Errr, let me see if I can remember…
My friend Matt was working, so my mom and I decided to take in the sights, a bit of culture-hopping if you will. First up, the Changdeokgung Palace near the Anguk Station!
A five minute walk from exit 3 will lead you to this gate, I believe.
Although I’m sure it would’ve been 10x better in the spring or early summer when flowers actually bloom… I really wanted to see the Secret Garden, “Huwon.” We bought tickets at the tour (about $5 USD, not including palace entry) and made sure to note the times for an English guide. Then, off we went… around the grounds in the freezing weather…
Gorgeous structures throughout… very similar to the rest of the royal palaces throughout Korea… and maybe even Asia in general (depending on where you are, of course).
The tour we took for Huwon was great. There are usually big groups, so during peak season, I definitely recommend advanced reservations.
Yes, it looks very cold. And yes, it was very cold. The tour took us to areas around the back of the palace, only admissible by a guided tour.
Yes. Cold. Everywhere outside.
The tour is about 1-2 hours and ends at the tree, if it’s the same as what we experienced. I highly recommend it if you enjoy historical landmarks.
After a few hours at the Palace and a warm-up drink in the heated cafe later, we aimlessly walked to Bukchon Hanok Village. My one peeve about Korea is the maps are nonsense! We asked for directions a few times from the tourist information people…

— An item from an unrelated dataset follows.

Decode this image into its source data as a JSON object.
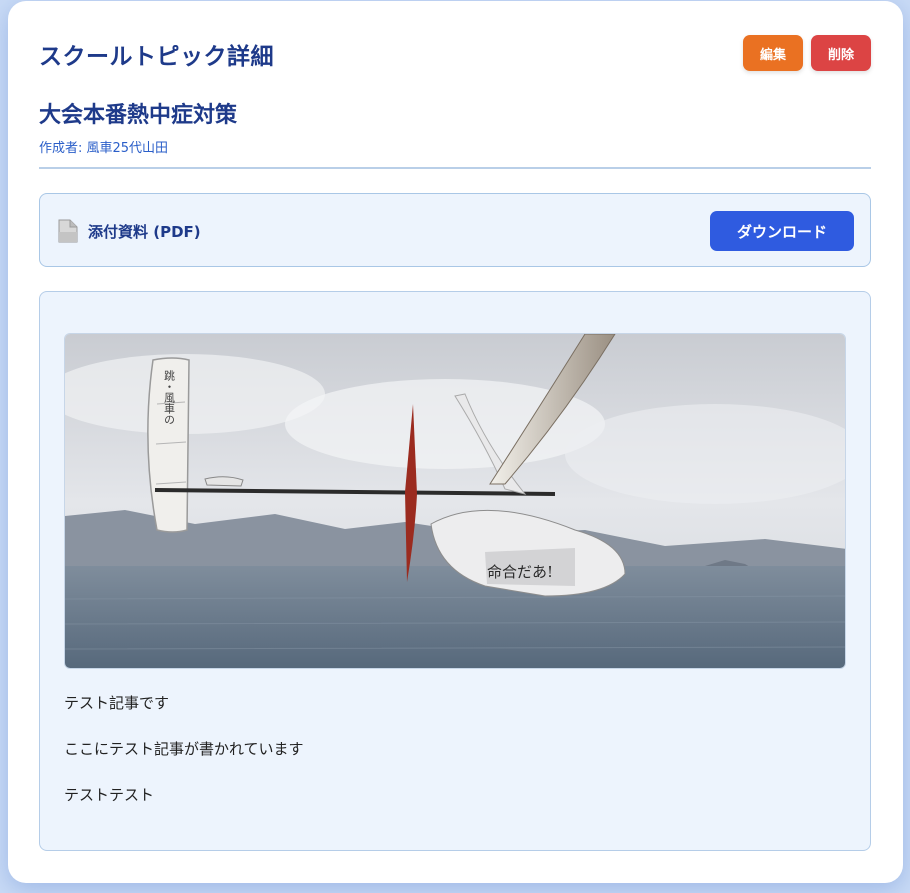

Anyway, this village is a historical residential area filled with traditional “hanok” houses.
It’s incredible for photos.
A majestic look at the historical side of Korea right in Seoul. The streets are narrow, the architecture is beautiful; I loved walking around here even with the cold!
We opted not to go into the palace and just watched the ceremony instead. It was freezing… and most palaces are the same, eh. This was different.
At the end, when all was done and guards were just standing around, they allowed photos with the guards. There were many colorful Kodak moments.
A warm snack from the street, and off to Dongdaemun Market to meet Matt.
The market shopping was quick because everything was getting ready to close. We browsed through the claustrophobic back-to-back open stores and my mom found a stylish knit scarf. We left towards the house by way of Namsan Tower (North Seoul Tower).
We leisurely but somewhat quickly (because of the cold) walked up to the Tower. We also had no idea if the tram was running so late in the evening, but yes, we did see it up there. Stunning night views… especially with all the lights on.
And of course, locks from wishful, hopeful, blissful, and all-that-jazz-type couples on the barriers protecting you from falling off the edge. Then off to dinner at Chicken Baengi; we were starved.
Fried Chicken. With mochi sticks.
Honestly, I thought it was a tad on the pricey side for fried chicken. It wasn’t bad, but they had also run out of the best dish per my friend Matt. It served it’s purpose…. I think it definitely catered more to the fanciful crowd and I tend to love street food when it comes to dishes like these… but it was fine.
Back to the house, a bit of regrouping and slight packing and we spent the rest of the night at our very first Korean spa.
If you have been to an onsen, it’s similar but with more options. It’s also a great way to crash for a night if you don’t have too much luggage. I think it was about $15USD per person per night?
There were hot coal rooms or sauna type spots, showers separated by the sexes and lockers, of course. You slept on a mat in a general public area and that was…. that.